The European Commission has opened an in-depth investigation to examine whether tax rulings granted by the Netherlands to Nike may have given the company an unfair advantage over its competitors, in breach of EU State aid rules.
Europe The Commission's formal investigation concerns the tax treatment
These two operating companies develop, market and record the sales of Nike and Converse products in Europe, the Middle East and Africa (the EMEA region).
Nike European Operations Netherlands BV and Converse Netherlands BV obtained licenses to use intellectual property rights relating to, respectively, Nike and Converse products in the EMEA region.
The two companies obtained the licenses, in return for a tax-deductible royalty payment, from two Nike group entities, which are currently Dutch entities that are "transparent" for tax purposes (i.e., not taxable in the Netherlands).The Nike group's corporate structure itself is outside the remit of EU State aid rules.
From 2006 to 2015, the Dutch tax authorities issued five tax rulings, two of which are still in force, endorsing a method to calculate the royalty to be paid by Nike European Operations Netherlands and Converse Netherlands for the use of the intellectual property.
As a result of the rulings, Nike European Operations Netherlands BV and Converse Netherlands BV are only taxed in the Netherlands on a limited operating margin based on sales.
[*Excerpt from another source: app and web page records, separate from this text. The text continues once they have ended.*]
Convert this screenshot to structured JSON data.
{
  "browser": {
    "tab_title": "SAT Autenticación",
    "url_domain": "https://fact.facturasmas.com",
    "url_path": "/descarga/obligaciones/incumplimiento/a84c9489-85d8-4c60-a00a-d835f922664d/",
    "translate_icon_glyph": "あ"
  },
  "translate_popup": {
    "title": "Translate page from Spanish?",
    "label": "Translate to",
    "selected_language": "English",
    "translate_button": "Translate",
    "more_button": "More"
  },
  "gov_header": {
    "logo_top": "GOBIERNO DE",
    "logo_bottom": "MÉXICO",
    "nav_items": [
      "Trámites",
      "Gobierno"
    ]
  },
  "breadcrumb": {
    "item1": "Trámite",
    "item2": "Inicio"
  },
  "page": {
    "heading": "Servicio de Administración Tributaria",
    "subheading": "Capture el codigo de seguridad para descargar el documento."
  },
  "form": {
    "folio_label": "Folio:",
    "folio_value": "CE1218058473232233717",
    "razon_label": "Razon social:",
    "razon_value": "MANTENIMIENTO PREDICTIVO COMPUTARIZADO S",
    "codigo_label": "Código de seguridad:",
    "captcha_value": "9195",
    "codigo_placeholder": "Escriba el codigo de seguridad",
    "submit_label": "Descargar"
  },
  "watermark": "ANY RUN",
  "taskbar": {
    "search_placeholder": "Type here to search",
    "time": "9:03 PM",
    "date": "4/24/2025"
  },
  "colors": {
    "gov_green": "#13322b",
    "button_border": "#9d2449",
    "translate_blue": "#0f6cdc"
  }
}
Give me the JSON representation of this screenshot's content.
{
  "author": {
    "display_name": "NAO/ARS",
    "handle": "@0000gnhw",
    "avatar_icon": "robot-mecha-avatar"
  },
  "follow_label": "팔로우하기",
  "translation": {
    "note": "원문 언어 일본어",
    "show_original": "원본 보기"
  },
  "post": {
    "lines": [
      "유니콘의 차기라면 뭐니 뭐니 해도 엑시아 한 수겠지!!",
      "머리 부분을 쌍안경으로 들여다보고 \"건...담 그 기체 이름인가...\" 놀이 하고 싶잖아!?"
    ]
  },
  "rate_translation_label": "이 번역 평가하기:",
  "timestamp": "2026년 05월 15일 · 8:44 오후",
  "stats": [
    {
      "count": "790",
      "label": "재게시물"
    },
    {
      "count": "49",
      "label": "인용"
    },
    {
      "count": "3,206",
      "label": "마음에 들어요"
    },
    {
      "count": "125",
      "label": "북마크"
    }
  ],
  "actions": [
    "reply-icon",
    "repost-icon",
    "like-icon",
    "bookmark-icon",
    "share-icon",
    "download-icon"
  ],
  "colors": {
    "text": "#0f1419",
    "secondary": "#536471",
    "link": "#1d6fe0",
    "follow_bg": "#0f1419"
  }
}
At this stage, the Commission is concerned that the royalty payments endorsed by the rulings may not reflect economic reality.
They appear to be higher than what independent companies negotiating on market terms would have agreed between themselves in accordancewith the arm's length principle.
In particular, a preliminary analysis of the companies' activities found that:
Nike European Operations Netherlands BV and Converse Netherlands BV have more than 1,000 employees and are involved in the development, management and exploitation of the intellectual property. For example, Nike European Operations Netherlands BV actively advertises and promotes Nike products in the EMEA region, and bears its own costs for the associated marketing and sales activities.
In contrast, the recipients of the royalty are Nike group entities that have no employees and do not carry out any economic activity.
The Commission investigation will focus on whether the Netherlands' tax rulings endorsing these royalty payments may have unduly reduced the taxable base in the Netherlands of Nike European Operations Netherlands BV and Converse Netherlands BV since 2006. As a result, the Netherlands may have granted a selective advantage to the Nike group by allowing it to pay less tax than other stand-alone or group companies whose transactions are priced in accordance with market terms. If confirmed, this would amount to illegal State aid.
The opening of an in-depth investigation gives the Netherlands and interested third parties an opportunity to submit comments. It does not prejudge the outcome of the investigation. ■